Are Canister Filters Good for Reef Tanks?

Eheim Classic External Canister Filter - 250

Eheim Classic External Canister Filter - 250

Eheim Classic External Canister Filter - 350

Eheim Classic External Canister Filter - 350

Eheim ECCO Pro 130 External Canister Filter

Eheim ECCO Pro 130 External Canister Filter

Eheim ECCO Pro 200 External Canister Filter

Eheim ECCO Pro 200 External Canister Filter

Eheim ECCO Pro 300 External Canister Filter

Eheim ECCO Pro 300 External Canister Filter

Eheim Professional 4 Plus 600 External Canister Filter - 2275

Eheim Professional 4 Plus 600 External Canister Filter - 2275

Fluval 206 External Canister Filter (up to 45 Gallons)

Fluval 206 External Canister Filter (up to 45 Gallons)

Fluval 306 External Canister Filter (up to 70 Gallons)

Fluval 306 External Canister Filter (up to 70 Gallons)

Fluval 406 External Canister Filter (up to 100 Gallons)

Fluval 406 External Canister Filter (up to 100 Gallons)

Fluval FX6 High Performance External Canister Filter

Fluval FX6 High Performance External Canister Filter

Zoo Med Nano 10 External Canister Filter

Zoo Med Nano 10 External Canister Filter


Shop Canister FIlters: mdshop.us/CanisterFilters

Canister filters have long been the go to filtration option for larger tanks in the freshwater world, but are they good for saltwater tanks too?
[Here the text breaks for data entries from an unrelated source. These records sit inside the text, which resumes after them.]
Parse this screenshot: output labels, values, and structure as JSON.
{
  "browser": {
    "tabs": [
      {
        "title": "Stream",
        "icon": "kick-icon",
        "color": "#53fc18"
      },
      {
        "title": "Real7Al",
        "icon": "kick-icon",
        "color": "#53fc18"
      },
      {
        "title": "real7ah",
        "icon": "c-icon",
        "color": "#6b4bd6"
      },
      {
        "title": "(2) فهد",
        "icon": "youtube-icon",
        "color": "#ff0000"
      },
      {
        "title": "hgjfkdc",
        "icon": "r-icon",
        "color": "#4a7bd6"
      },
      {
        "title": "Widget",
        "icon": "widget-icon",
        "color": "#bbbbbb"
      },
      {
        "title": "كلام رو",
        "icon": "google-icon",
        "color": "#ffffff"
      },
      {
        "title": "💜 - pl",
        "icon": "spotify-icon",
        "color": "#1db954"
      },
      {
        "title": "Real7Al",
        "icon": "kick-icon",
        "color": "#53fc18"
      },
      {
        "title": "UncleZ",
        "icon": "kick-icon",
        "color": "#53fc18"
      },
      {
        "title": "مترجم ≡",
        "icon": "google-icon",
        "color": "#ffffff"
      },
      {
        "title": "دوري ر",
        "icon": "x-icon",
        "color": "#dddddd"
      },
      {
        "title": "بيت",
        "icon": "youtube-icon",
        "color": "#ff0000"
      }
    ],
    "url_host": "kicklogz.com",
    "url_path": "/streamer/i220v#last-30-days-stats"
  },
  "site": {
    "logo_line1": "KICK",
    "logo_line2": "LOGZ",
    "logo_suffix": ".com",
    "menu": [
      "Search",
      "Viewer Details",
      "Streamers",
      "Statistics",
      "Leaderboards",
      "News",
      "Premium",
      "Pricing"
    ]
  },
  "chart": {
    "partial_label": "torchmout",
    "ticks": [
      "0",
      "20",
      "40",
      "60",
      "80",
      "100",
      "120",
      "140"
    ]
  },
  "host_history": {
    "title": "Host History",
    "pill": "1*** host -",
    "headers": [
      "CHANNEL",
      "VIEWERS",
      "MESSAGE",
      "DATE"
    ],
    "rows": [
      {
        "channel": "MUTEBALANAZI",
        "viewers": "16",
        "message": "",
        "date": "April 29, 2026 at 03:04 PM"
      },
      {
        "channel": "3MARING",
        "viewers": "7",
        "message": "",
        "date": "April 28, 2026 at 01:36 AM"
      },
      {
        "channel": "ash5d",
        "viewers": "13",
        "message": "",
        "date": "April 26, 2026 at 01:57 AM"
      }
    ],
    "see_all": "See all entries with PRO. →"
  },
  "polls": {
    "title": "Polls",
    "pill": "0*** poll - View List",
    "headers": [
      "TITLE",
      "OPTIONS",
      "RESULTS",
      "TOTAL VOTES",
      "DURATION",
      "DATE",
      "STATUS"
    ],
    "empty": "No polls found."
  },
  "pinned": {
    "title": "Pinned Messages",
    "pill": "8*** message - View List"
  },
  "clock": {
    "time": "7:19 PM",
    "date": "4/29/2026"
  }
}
Lets Find out!

Today we are looking at canister filters and their applications in Marine Aquaria, but lets first take a look at how they work. Canister filters at their core are very simple. They incorporate several baskets for different types of filter media, and a small circulation pump housed inside of a compact case. Once an initial siphon is created, the pump draws water from the tank through the inlet tube. It then passes through several stages of mechanical, chemical, and biological filtration. Once it reaches the end of the canister the water hits the pumps and is returned to the tank via the outlet tube.

One of the biggest issues that canister filters come with is that they can be tough to clean out. As with all aquarium equipment, a canister filter will slowly collect waste and detritus meaning that it will need to be periodically cleaned. Unfortunately, canisters are filled with water and don’t really have a great way of draining it. Depending on the model that you have, most filters will have a way to lock the inlet and outlet to maintain the drain siphon while still allowing you to move the filter away from the tank. First things first, you will need to unplug the filter to stop the filtration pump. Next just unlock and remove the inlet and outlet tubes. Take the now disconnected canister to a sink, outside, or where ever you choose to do equipment maintenance. From here you can drain filter and remove the media. Double check your mechanical and chemical filtration and replace it if need be. Aso take a look to see if your biological media has started to collect waste. If its has gotten too dirty take either the water that you drained from the filter or some newly mixed saltwater and rinse the media in it. Make sure that you clean the biological media in saltwater otherwise you will kill the bacteria that colonized it. While you have the filter open and empty rinse out the body and make sure it’s clear of debris. Once everything is clean replace the media and hook the canister back up to your tank. It's also a good idea to have some new water mixed up as you will need to replace whatever you drained from the filter initially.

So why do canister filters get a bad rap when it comes to saltwater tanks? Well in fish only situations you can certainly put a canister filter to use when used alongside a protein skimmer. Unfortunately this isn’t the case for reef tanks.

Once you add coral to a tank it makes everything a bit more complicated. First off, coral are sensitive and need water that is both pretty clean, and very stable. Unfortunately, canister filters just don’t measure up to how sumps perform in these areas. First, sumps will hold much more water than a canister, greatly adding to your total system volume and keeping your parameters more stable. Second and also due to the lack of size, there simply is not enough surface area in the canister for bacteria to grow when compared to a sump. This can be combated by filling it primarily with biological media, but even then there may not be enough space to make up the difference.

As fish are a little less picky than corals, a canister filter is likely a better fit for FOWLR tanks. Keep in mind that you will still need to perform regular maintenance on it and replace your media on a schedule, otherwise you risk letting it become a nitrate producing factory. Despite these issues, canister filters can still definitely be used on Marine Aquariums, but are often best saved for Nano tanks where a sump just isn’t practical.

Outside of being a permanent filter for your tank, canister filters do have a number of other uses in the hobby. We have highlighted a few of them in the video linked in the cards but I’m sure you can think of a few more if you get creative.

Here at MD we carry a variety of canisters from Eheim, Fluval and ZOO-Med that are great for both saltwater and freshwater applications. They all get you to the same endpoint, but each one has different features which may appeal more to you.